The conversation has come up again. A nasty little LoDo incident has led Denver’s commander and chief, Mayor John Hickenlooper to blow the whistle and find a quick fix to the aftermath of the downtown madness occurring each and every Friday and Saturday night. He wants to, get this, shut the night down earlier.
The story is the same; the five dozen plus watering holes have their 2,000 or so sauced patrons partake in a mass exodus, crowding in unison the largest congregation of drunks possible in a seven block area. The numbers allow for virtually no cabs to accommodate; the area is gridlocked, flooded by whiffled boozehounds with nowhere to go. Local food vendors, both licensed carts and guerilla tamale vendors have capitalized on this; feeding the frenzy and essentially turning LoDo into an out of control street party. Naturally, bad things happen.
The latest episode that reopened the idea took place in the early a.m. hours of June 22 at a parking lot at 18th and Market, when police mortally shot one man, and injured another; only after the two were engaged in a gunfight with another suspect. It comes just half a year after Theodore Padilla, 25, was fatally gunned down outside the now closed Hush nightclub a few blocks away at a similar hour of the morning.
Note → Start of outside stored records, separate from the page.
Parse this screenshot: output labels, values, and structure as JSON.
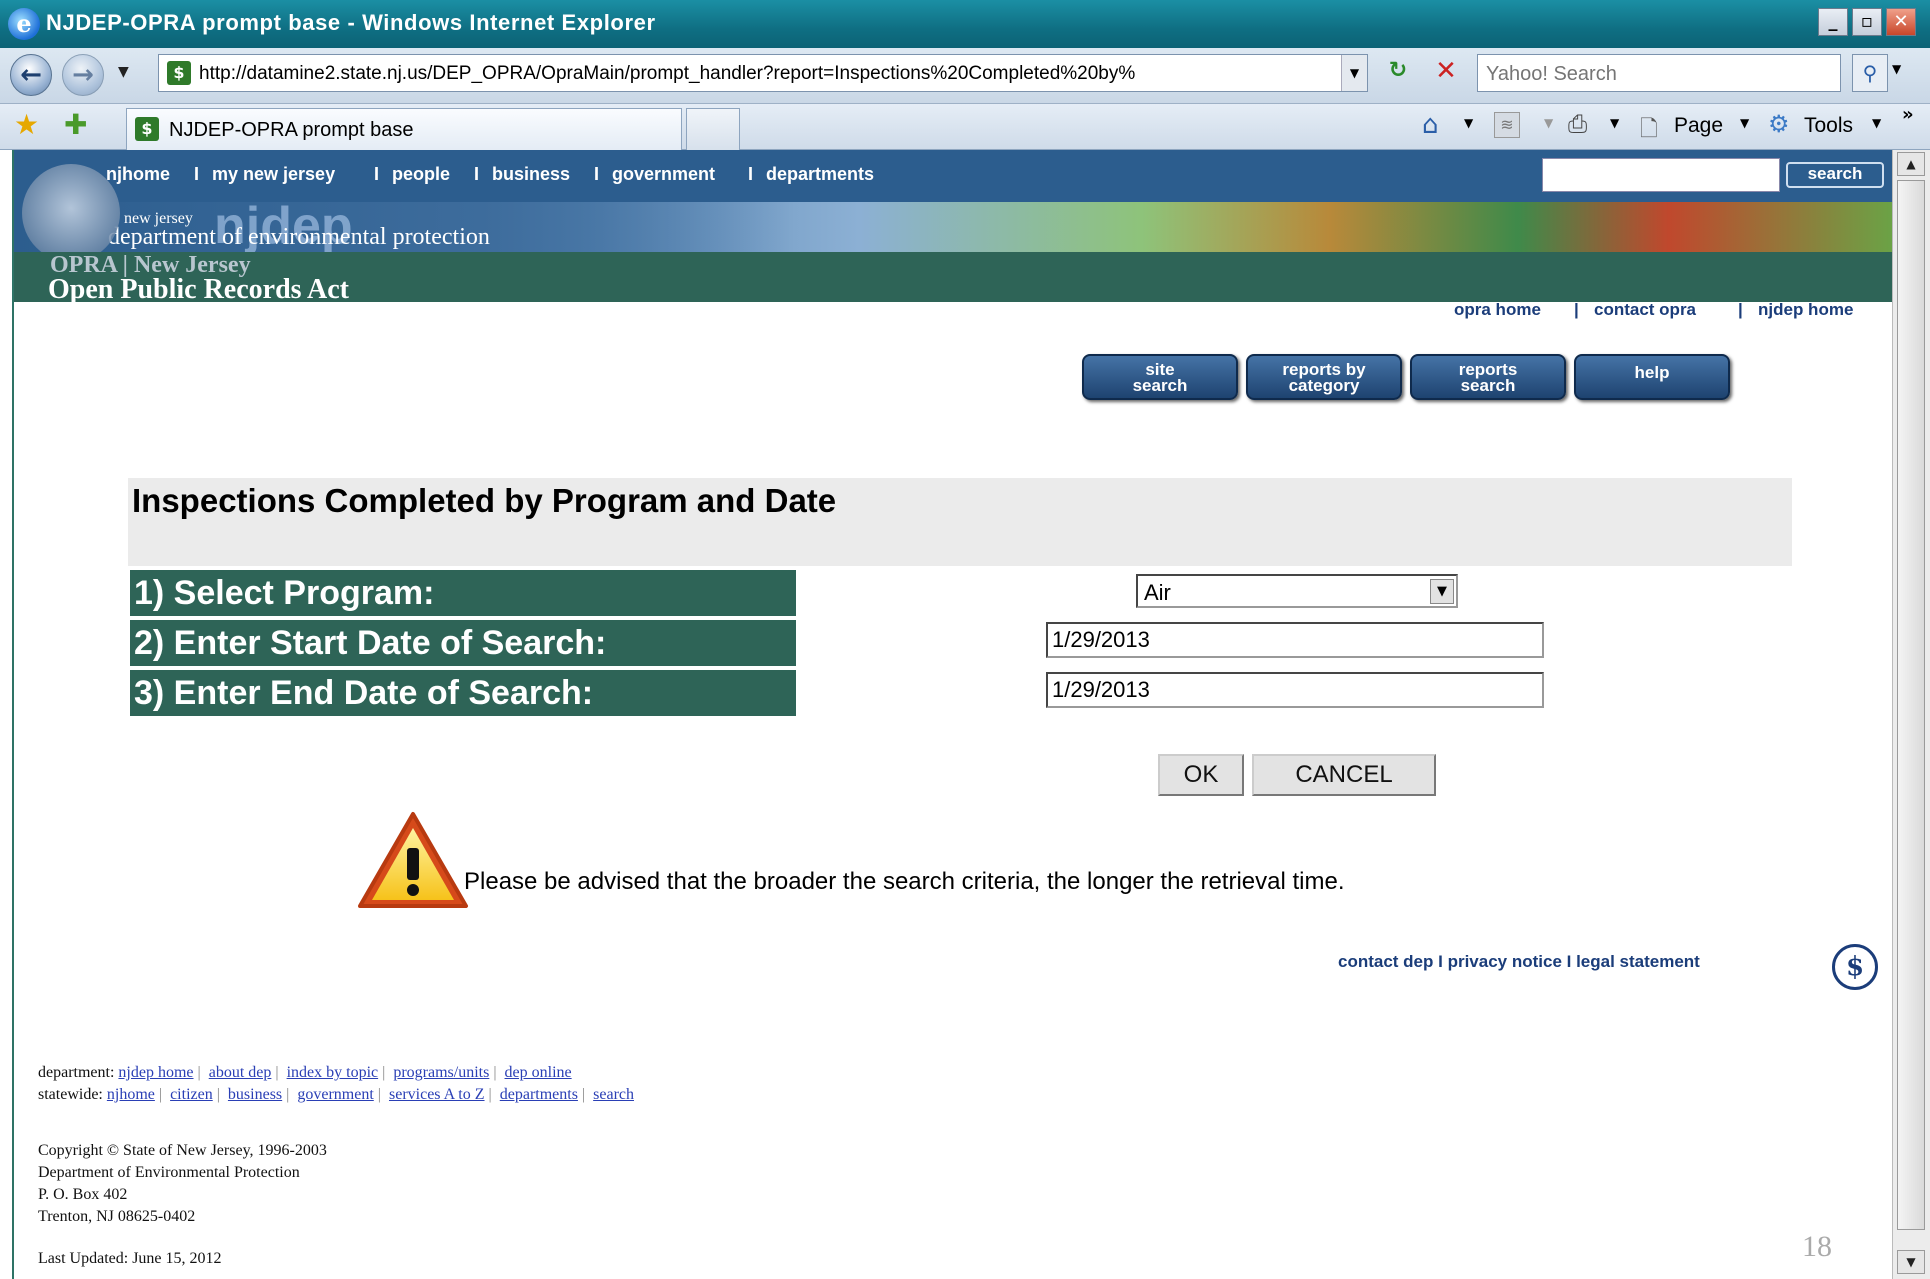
{
  "window": {
    "title": "NJDEP-OPRA prompt base - Windows Internet Explorer",
    "minimize": "_",
    "restore": "▫",
    "close": "✕"
  },
  "browser": {
    "url": "http://datamine2.state.nj.us/DEP_OPRA/OpraMain/prompt_handler?report=Inspections%20Completed%20by%",
    "search_placeholder": "Yahoo! Search",
    "tab_title": "NJDEP-OPRA prompt base",
    "page_menu": "Page",
    "tools_menu": "Tools",
    "overflow": "»"
  },
  "site_nav": {
    "links": [
      "njhome",
      "my new jersey",
      "people",
      "business",
      "government",
      "departments"
    ],
    "separator": "I",
    "search_button": "search"
  },
  "banner": {
    "brand_small": "new jersey",
    "brand_big": "njdep",
    "agency": "department of environmental protection",
    "opra_small": "OPRA | New Jersey",
    "opra_big": "Open Public Records Act"
  },
  "opra_links": {
    "home": "opra home",
    "contact": "contact opra",
    "njdep": "njdep home",
    "sep": "|"
  },
  "action_buttons": {
    "site_search_1": "site",
    "site_search_2": "search",
    "reports_by_category_1": "reports by",
    "reports_by_category_2": "category",
    "reports_search_1": "reports",
    "reports_search_2": "search",
    "help": "help"
  },
  "form": {
    "title": "Inspections Completed by Program and Date",
    "q1": "1) Select Program:",
    "q2": "2) Enter Start Date of Search:",
    "q3": "3) Enter End Date of Search:",
    "program_value": "Air",
    "start_date": "1/29/2013",
    "end_date": "1/29/2013",
    "ok": "OK",
    "cancel": "CANCEL",
    "warning": "Please be advised that the broader the search criteria, the longer the retrieval time."
  },
  "footer": {
    "legal_links": "contact dep I privacy notice I legal statement",
    "department_label": "department:",
    "department_links": [
      "njdep home",
      "about dep",
      "index by topic",
      "programs/units",
      "dep online"
    ],
    "statewide_label": "statewide:",
    "statewide_links": [
      "njhome",
      "citizen",
      "business",
      "government",
      "services A to Z",
      "departments",
      "search"
    ],
    "copyright": "Copyright © State of New Jersey, 1996-2003",
    "address_1": "Department of Environmental Protection",
    "address_2": "P. O. Box 402",
    "address_3": "Trenton, NJ 08625-0402",
    "last_updated": "Last Updated: June 15, 2012"
  },
  "slide_number": "18",
  "colors": {
    "nav_blue": "#2c5d8e",
    "opra_green": "#2e6457",
    "link_blue": "#1b3d7a"
  }
}
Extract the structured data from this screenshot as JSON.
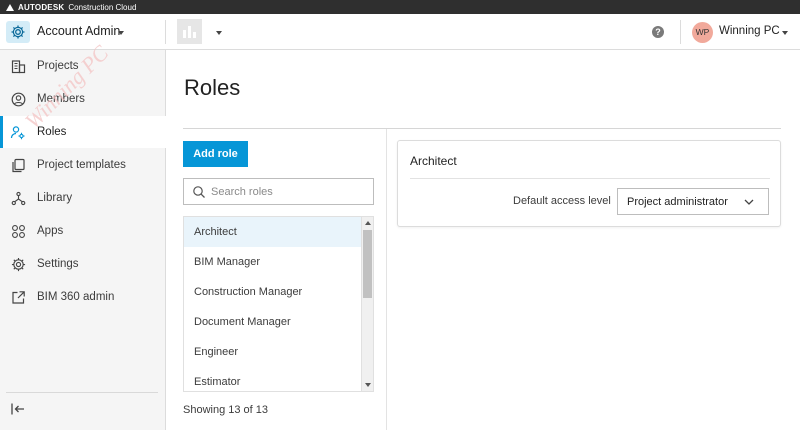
{
  "topbar": {
    "brand": "AUTODESK",
    "product": "Construction Cloud"
  },
  "header": {
    "app_name": "Account Admin",
    "help_label": "?",
    "user_initials": "WP",
    "user_name": "Winning PC"
  },
  "sidebar": {
    "items": [
      {
        "label": "Projects",
        "icon": "building-icon"
      },
      {
        "label": "Members",
        "icon": "person-circle-icon"
      },
      {
        "label": "Roles",
        "icon": "person-gear-icon"
      },
      {
        "label": "Project templates",
        "icon": "copy-icon"
      },
      {
        "label": "Library",
        "icon": "network-icon"
      },
      {
        "label": "Apps",
        "icon": "grid-icon"
      },
      {
        "label": "Settings",
        "icon": "gear-icon"
      },
      {
        "label": "BIM 360 admin",
        "icon": "external-link-icon"
      }
    ],
    "active_index": 2
  },
  "main": {
    "title": "Roles",
    "add_role_label": "Add role",
    "search_placeholder": "Search roles",
    "roles": [
      "Architect",
      "BIM Manager",
      "Construction Manager",
      "Document Manager",
      "Engineer",
      "Estimator"
    ],
    "selected_role": "Architect",
    "showing_text": "Showing 13 of 13"
  },
  "detail": {
    "title": "Architect",
    "access_label": "Default access level",
    "access_value": "Project administrator"
  },
  "watermark": "Winning PC",
  "colors": {
    "accent": "#0696d7",
    "selected_bg": "#e9f4fb",
    "avatar": "#f1a99b",
    "topstrip": "#2f2f2f"
  }
}
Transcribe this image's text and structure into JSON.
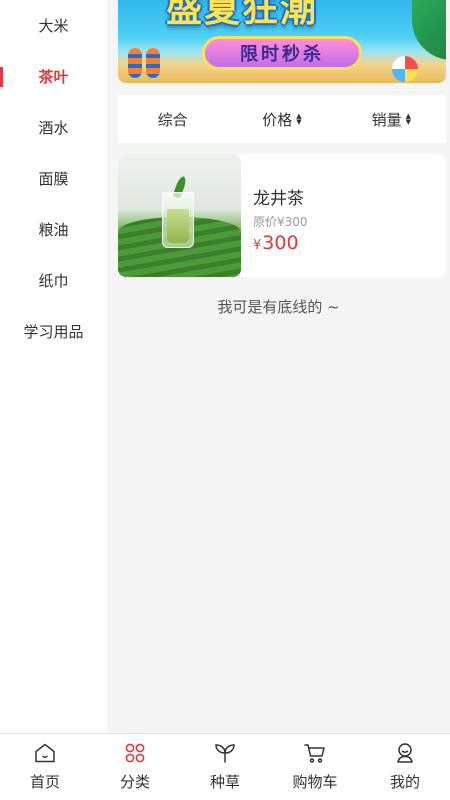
{
  "sidebar": {
    "items": [
      {
        "label": "大米"
      },
      {
        "label": "茶叶",
        "active": true
      },
      {
        "label": "酒水"
      },
      {
        "label": "面膜"
      },
      {
        "label": "粮油"
      },
      {
        "label": "纸巾"
      },
      {
        "label": "学习用品"
      }
    ]
  },
  "banner": {
    "title_art": "盛夏狂潮",
    "subtitle_art": "限时秒杀"
  },
  "sort": {
    "items": [
      {
        "label": "综合"
      },
      {
        "label": "价格"
      },
      {
        "label": "销量"
      }
    ]
  },
  "products": [
    {
      "name": "龙井茶",
      "original_price_label": "原价¥300",
      "currency": "¥",
      "price": "300"
    }
  ],
  "end_note": "我可是有底线的 ~",
  "tabbar": {
    "items": [
      {
        "label": "首页",
        "icon": "home-icon"
      },
      {
        "label": "分类",
        "icon": "category-icon",
        "active": true
      },
      {
        "label": "种草",
        "icon": "sprout-icon"
      },
      {
        "label": "购物车",
        "icon": "cart-icon"
      },
      {
        "label": "我的",
        "icon": "profile-icon"
      }
    ]
  },
  "colors": {
    "accent": "#e4393c",
    "background": "#f5f5f5"
  }
}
Hickenlooper’s fix: stagger the closing times of the establishments serving the booze, shutting some down before others, in theory curtailing the stampede of glassy-eyed idiots looking for trouble. But he’s got it completely backwards—we need to stay open later.
I will be the first to admit Denver night crawlers have to take some responsibly for their behavior. Never, and I say never have I seen a city act as utterly insane, albeit all together, than Downtown Denver at closing time. I am not a small guy, but at times it’s scary to be in the middle of the mass of humanity, the nearest inhibition miles away. Fights, vomit and tears can be found slurring at the end of any week, all very isolated incidents, but all very visible. However this, for the most part, is a direct result of closing at 2 a.m., not Denver lacking carousing etiquette.
Few other major entertainment districts ever close that early. I covered nightlife in Las Vegas for years, a city with exponentially more opportunity for debauchery and excess, yet on no account have I witnessed the level of collaborative drunk behavior that happens on any random weekend in LoDo. Why? When you have until 4 a.m., even 3, nobody is racing to get wasted. The night gradually disperses, things wind down, people fall off and there is a nice, calm, wobbly glide into sunrise.
Several bar owners are up in arms over Hickenlooper’s idea. They claim 12 a.m.-2 a.m. are the most profitable hours, shortening that slot would drastically hurt profits. Hmm. Why is that time the most profitable? Maybe because people are trying to get as much liquid dynamite in as possible before getting cutoff at 1:30 a.m.? I can’t count the number of times I have seen patrons doing back-to-back shots at 1:15 a.m., all this while ordering three more rounds of drinks so they can keep their party going long after the lights come on. Then our city officials are puzzled why there are problems on the sidewalk. Give me a break.
Stagger the closing times?! John, you owned a bar, you can’t be serious. Our inebriates might not be the sharpest group, but don’t you think they have the wit to stumble to another gin mill that has the later closing time? Thus we cram even more sozzled testosterone into one place. Good call.
The ironic thing about all this is LoDo is spectacular. Some of the best bars in the state are there; it is unfortunate the final bow can taint the whole show. This city’s nightlife has evolved for the better and Lower Downtown is the catalyst and the keystone of that change, yet a seasoned night owl like myself is inclined to keep visits to a minimum. A decent dinner usually doesn’t wrap up until 10 p.m., and I know I have to head out of the corridor by 12:30 a.m., if I want to avoid the chaos. That too is another issue: many people don’t even get to a club before 11 p.m., which initiates the urge to cram a nights worth of drinks into three hours—a recipe for disorder.
One can only hope that the start of Sunday liquor sales is a step in the right direction; it is obvious Denver has outgrown its outdated laws. People will always drink, party and undoubtedly there will be the occasional incident—it is the nature of the beast. I am not sure if keeping the bars open longer would have prevented the morons with the 12 gauge last Sunday, but it would have assured there were not as many people around increasing the risk of further catastrophe (thankfully the mayor is also reexamining gun laws as well). Moreover, it definitely would have reduced the number of unreported altercations that happened in the moments before, perhaps leading to the shooting.
You want to improve the safety of LoDo and in turn make it more attractive to people who don’t enjoy early morning amateur UFC bouts on 15th Street? Stop closing the bars so damn early and let the people enjoy themselves; the night will take care of itself. The last thing to do is to start throwing people out earlier. Just don’t take away the tamale vendors, there are few late night treats as divine, and I can only imagine how much better they would taste at four in the morning.
By Justin Jimenez
June 25, 2008